_About this task:_ Scan the material for the string "temperature" and copy out every line in which it occurs.

_Data extracts:_
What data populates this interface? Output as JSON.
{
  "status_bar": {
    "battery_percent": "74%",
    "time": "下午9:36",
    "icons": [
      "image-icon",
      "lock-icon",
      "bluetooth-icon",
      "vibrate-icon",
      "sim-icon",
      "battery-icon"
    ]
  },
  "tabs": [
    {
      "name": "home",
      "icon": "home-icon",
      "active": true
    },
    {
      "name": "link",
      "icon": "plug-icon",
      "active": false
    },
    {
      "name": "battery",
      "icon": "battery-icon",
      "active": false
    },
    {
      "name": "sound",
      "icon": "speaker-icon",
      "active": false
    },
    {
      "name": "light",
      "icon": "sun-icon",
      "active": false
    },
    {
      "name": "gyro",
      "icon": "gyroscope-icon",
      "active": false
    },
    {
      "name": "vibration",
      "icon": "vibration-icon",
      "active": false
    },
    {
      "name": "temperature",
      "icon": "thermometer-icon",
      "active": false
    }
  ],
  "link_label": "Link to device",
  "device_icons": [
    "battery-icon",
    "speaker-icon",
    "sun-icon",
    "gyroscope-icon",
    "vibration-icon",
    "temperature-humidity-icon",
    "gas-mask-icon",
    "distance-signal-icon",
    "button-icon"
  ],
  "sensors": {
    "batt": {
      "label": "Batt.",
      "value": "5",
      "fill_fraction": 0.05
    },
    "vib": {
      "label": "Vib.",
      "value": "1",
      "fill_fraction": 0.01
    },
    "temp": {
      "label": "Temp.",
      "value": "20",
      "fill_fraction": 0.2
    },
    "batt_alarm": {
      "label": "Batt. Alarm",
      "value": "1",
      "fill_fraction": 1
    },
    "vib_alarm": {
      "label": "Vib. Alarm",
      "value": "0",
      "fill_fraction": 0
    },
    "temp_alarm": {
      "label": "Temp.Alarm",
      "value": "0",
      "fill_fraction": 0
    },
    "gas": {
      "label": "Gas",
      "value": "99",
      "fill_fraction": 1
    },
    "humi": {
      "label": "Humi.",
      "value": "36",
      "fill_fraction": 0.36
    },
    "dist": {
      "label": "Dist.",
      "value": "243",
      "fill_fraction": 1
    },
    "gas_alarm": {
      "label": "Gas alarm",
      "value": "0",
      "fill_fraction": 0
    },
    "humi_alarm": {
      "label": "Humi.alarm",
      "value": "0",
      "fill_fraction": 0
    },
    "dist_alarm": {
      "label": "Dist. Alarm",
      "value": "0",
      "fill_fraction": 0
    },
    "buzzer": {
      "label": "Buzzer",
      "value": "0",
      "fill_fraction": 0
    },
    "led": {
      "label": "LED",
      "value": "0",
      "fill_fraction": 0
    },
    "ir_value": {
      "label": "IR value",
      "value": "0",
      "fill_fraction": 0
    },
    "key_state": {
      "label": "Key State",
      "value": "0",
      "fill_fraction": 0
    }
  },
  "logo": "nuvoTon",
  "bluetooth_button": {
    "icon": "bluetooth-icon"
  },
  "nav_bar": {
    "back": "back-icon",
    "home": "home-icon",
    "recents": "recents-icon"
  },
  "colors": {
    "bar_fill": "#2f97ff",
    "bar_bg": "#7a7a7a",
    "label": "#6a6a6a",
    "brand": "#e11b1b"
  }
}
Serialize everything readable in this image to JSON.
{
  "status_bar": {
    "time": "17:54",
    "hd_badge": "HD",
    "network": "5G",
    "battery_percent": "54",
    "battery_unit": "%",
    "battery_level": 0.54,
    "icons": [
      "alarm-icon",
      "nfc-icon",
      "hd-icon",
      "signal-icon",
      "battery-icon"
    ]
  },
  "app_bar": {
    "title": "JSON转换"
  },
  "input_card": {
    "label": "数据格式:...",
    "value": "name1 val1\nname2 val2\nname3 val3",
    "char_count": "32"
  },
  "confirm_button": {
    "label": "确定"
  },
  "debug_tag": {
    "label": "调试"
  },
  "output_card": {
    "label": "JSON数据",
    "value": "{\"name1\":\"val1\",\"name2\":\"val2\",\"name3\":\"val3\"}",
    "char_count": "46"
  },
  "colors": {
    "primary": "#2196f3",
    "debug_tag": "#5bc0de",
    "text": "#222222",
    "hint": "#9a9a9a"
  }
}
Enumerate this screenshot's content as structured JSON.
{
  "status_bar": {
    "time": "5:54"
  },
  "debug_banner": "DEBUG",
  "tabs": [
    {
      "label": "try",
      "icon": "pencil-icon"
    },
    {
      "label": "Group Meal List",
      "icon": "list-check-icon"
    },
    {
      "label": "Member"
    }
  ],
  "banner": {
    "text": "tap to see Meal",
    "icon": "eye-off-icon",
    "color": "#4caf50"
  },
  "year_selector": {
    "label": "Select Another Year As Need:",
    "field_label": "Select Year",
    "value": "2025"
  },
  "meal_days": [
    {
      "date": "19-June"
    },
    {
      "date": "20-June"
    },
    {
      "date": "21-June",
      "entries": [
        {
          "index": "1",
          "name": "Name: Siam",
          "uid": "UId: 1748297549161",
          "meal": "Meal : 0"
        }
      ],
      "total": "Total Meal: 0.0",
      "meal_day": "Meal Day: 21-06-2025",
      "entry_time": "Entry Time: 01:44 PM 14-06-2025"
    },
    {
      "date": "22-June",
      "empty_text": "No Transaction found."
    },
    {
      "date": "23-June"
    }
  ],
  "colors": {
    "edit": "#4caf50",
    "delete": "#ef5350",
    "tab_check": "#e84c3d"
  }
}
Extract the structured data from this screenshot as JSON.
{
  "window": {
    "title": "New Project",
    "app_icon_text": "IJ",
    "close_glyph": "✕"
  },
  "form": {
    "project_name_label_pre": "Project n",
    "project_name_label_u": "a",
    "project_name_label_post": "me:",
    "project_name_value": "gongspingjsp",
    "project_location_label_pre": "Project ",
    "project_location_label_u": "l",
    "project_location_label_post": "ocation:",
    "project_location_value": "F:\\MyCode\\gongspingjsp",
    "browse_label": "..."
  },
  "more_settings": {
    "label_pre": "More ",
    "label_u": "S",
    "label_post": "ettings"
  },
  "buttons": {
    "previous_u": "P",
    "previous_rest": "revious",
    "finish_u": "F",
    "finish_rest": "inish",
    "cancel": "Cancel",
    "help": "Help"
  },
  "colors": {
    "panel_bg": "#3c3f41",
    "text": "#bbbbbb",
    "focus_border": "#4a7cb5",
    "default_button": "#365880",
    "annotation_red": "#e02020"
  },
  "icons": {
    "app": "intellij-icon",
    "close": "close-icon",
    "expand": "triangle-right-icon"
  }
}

_Exercise solution:_
      "name": "temperature",
    "temperature-humidity-icon",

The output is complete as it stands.